Invisiblerayposter.jpg
Directed by Lambert Hillyer
Produced by Edmund Grainger
Written by John Colton
Starring Boris Karloff
Béla Lugosi
Frances Drake
Frank Lawton
Walter Kingsford
Beulah Bondi
Music by Franz Waxman
Cinematography George Robinson
Edited by Bernard W. Burton
Distributed by Universal Pictures
Release dates United States January 20, 1936
Running time 82 min.
Country  United States
Language English
Budget $235,000[1][2]

The Invisible Ray (1936) is a Universal Pictures science fiction film starring Boris Karloff (credited as '"KARLOFF") and Béla Lugosi as Karloff's sidekick.

Plot[edit]
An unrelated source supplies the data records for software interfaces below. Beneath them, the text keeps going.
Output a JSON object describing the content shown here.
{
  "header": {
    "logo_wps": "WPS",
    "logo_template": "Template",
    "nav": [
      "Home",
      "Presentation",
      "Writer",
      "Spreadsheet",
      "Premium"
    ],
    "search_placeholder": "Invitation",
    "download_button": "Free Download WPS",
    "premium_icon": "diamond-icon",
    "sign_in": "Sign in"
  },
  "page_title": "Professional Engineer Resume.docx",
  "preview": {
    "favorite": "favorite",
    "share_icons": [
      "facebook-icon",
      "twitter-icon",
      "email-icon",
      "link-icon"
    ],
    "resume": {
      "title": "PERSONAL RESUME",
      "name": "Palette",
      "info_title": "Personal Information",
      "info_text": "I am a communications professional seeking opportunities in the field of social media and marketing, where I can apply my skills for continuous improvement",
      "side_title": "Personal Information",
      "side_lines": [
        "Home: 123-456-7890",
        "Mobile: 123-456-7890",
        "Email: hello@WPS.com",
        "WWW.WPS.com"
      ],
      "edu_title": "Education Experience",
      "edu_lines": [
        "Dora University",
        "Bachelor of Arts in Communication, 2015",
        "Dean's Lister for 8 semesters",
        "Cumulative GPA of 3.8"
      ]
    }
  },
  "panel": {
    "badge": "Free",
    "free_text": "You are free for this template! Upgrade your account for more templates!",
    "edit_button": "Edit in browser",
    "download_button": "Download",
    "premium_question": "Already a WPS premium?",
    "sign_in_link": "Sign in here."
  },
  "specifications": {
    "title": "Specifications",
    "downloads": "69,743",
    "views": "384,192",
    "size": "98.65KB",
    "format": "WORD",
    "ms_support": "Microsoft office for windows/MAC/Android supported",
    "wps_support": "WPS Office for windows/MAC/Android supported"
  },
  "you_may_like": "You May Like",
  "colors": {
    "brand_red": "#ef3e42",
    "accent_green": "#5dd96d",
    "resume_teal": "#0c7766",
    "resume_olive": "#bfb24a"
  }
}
A visionary doctor, Dr. Janos Rukh (Boris Karloff) invents a telescope that can look far out into space — into the Andromeda Galaxy — and pick up rays of light that will show the Earth's past. Looking at the past on a television-like screen, a group of assembled doctors as well as Dr. Rukh see a large meteor hit the earth thousands of years ago. Rukh convinces the doctors to go on an expedition to find the meteor that appeared to land in Africa. While in Africa, Rukh finds the meteor but is exposed to strong radiation ("Radium X") from the rock, which makes his touch death on the spot, and Dr. Benet (Bela Lugosi) develops a serum that holds this effect at bay, and takes a piece of the stone back to Europe and uses it to heal people, including curing the blind. Rukh, suffering from the radiation, glows at night when not treated, and is slowly losing his mind.

The situation is complicated by the romantic relationship between his wife, Diana (Frances Drake) and Ronald Drake (Frank Lawton) - the nephew of Lady Arabella Stevens (Beulah Bondi), who was part of the African expedition. Crazed with a desire for revenge, Rukh follows his enemies to Paris. There he fakes his own death, upon which Ronald and Diana marry. Rukh then uses the toxic radiation poisoning imparted to him by Radium X exposure to kill off the members of the expedition. He saves Ronald and Diana for last, but finds himself unable to kill his wife.

Rukh's hesitation brings him close to the point where the radiation poisoning will become fatal to himself. He had been able to stave off the terminal stage by taking the antidote developed by Dr. Benet, but Rukh's blind mother (who had foreseen her son's undoing, and had her blindness healed by the meteor) smashes the antidote bottle, and he bursts into flames as he jumps out a window.

Cast[edit]

Production[edit]

The film was originally budgeted at $166,785 but went $68,000 over budget.[2]

Soundtrack[edit]

The film features music by film composer Franz Waxman. Many of the sets and sound effects were later used in the Flash Gordon movie serials.

See also[edit]

References[edit]

  1. ^ Michael Brunas, John Brunas & Tom Weaver, Universal Horrors: The Studios Classic Films, 1931-46, McFarland, 1990 p151
  2. ^ a b Stephen Jacobs, Boris Karloff: More Than a Monster, Tomohawk Press 2011 p 189

External links[edit]